RECORDED INFORMATION:
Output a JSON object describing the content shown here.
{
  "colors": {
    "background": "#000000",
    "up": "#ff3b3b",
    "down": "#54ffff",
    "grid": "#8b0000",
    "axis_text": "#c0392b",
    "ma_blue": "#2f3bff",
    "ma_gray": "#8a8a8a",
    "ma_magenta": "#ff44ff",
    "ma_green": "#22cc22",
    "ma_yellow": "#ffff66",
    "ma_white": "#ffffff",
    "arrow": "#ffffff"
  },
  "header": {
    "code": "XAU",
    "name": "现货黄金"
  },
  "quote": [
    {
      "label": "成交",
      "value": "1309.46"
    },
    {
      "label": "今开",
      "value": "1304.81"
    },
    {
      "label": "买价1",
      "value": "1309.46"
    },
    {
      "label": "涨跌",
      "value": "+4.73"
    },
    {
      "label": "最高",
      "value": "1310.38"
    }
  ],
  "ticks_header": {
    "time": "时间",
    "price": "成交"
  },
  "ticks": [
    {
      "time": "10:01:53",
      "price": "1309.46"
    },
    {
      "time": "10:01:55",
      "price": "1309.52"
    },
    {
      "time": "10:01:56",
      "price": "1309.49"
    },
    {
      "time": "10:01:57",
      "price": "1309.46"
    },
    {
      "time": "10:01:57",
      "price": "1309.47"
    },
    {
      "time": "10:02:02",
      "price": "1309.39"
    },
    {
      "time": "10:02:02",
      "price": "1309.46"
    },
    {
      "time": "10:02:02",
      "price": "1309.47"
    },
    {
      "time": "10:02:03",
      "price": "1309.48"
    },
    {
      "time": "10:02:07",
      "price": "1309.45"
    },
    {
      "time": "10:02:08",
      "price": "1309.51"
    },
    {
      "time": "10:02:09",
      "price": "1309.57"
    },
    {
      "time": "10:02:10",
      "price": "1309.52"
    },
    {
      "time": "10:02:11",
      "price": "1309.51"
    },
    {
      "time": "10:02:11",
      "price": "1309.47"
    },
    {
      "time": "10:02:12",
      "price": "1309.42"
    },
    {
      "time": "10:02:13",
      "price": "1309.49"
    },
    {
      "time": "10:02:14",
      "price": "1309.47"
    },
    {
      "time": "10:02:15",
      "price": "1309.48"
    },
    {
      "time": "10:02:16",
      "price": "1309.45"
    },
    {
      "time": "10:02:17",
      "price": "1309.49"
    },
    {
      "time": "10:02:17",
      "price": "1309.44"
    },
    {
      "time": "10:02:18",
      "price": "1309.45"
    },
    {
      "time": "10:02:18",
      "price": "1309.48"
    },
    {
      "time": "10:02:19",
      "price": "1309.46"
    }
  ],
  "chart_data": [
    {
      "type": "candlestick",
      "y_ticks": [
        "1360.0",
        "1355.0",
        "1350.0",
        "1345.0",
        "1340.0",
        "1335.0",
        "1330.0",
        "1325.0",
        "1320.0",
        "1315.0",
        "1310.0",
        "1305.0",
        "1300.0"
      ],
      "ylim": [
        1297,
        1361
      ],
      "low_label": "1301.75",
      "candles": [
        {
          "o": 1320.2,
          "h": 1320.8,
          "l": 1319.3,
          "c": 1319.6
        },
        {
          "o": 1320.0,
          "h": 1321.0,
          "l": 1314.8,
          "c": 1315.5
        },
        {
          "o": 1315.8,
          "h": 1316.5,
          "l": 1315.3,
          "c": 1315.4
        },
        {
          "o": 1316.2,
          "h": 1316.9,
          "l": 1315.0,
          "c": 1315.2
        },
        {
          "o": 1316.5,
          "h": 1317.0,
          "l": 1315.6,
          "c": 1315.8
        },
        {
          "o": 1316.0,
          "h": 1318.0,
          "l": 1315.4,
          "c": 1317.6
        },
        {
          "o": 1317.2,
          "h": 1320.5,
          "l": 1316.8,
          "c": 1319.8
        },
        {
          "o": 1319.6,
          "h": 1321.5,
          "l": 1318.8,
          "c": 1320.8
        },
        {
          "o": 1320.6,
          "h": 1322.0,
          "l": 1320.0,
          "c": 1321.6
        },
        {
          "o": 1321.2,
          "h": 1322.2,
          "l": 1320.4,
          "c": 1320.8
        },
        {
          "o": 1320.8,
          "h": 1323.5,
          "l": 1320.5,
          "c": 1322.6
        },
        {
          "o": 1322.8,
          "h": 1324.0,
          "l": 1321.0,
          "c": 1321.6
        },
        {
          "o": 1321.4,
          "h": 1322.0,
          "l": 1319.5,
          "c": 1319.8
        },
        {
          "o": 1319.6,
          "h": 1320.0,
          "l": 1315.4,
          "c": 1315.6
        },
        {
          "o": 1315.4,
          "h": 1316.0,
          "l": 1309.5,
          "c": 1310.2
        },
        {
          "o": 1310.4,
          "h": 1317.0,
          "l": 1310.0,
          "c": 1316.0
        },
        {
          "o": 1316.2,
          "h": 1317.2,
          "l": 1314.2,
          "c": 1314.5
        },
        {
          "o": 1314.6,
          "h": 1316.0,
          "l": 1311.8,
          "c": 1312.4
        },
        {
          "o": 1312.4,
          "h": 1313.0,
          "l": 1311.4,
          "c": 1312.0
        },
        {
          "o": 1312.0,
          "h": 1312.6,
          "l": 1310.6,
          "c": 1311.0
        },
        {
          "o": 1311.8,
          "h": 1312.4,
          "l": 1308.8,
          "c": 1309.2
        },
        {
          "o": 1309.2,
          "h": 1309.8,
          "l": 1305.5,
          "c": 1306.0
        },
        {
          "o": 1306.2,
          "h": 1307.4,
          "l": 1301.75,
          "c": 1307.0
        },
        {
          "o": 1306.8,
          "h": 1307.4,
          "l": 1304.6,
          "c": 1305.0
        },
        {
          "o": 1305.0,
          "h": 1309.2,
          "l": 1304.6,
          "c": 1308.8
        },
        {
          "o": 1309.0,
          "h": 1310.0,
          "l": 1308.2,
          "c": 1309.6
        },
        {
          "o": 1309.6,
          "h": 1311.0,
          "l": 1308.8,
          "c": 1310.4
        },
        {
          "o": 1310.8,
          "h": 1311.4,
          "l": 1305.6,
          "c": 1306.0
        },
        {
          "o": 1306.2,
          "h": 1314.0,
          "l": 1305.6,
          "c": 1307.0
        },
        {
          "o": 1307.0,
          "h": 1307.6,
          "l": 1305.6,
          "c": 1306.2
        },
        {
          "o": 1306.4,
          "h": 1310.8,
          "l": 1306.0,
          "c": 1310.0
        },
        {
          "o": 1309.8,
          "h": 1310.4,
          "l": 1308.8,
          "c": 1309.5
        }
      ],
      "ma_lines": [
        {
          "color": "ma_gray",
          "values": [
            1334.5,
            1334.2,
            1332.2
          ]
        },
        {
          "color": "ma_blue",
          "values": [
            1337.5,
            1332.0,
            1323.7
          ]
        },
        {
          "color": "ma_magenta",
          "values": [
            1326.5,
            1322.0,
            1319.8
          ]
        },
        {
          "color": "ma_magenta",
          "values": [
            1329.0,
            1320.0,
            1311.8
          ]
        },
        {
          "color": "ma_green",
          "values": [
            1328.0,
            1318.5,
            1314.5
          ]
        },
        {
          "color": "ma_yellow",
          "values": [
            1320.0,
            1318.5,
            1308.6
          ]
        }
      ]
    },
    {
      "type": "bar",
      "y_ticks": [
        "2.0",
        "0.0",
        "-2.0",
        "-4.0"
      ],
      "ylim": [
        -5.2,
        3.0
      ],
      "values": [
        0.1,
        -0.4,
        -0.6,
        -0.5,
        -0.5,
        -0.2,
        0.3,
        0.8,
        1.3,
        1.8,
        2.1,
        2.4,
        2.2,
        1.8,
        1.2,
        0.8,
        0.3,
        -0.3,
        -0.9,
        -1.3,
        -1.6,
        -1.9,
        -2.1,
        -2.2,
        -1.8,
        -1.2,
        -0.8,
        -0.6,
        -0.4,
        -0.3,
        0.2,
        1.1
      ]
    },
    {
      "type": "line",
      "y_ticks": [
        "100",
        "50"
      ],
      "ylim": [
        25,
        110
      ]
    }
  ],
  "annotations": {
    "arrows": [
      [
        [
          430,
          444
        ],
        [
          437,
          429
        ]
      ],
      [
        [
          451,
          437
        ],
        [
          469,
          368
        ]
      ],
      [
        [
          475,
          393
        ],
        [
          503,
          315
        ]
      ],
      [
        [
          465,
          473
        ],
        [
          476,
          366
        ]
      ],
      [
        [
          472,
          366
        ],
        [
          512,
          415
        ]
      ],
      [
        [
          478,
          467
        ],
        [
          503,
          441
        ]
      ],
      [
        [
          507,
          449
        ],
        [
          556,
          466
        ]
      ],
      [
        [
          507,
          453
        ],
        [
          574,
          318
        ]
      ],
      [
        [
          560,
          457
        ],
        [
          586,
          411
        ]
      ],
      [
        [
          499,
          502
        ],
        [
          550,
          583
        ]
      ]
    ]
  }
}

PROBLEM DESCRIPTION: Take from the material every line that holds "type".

ANSWER TO THE EXERCISE:
      "type": "candlestick",
      "type": "bar",
      "type": "line",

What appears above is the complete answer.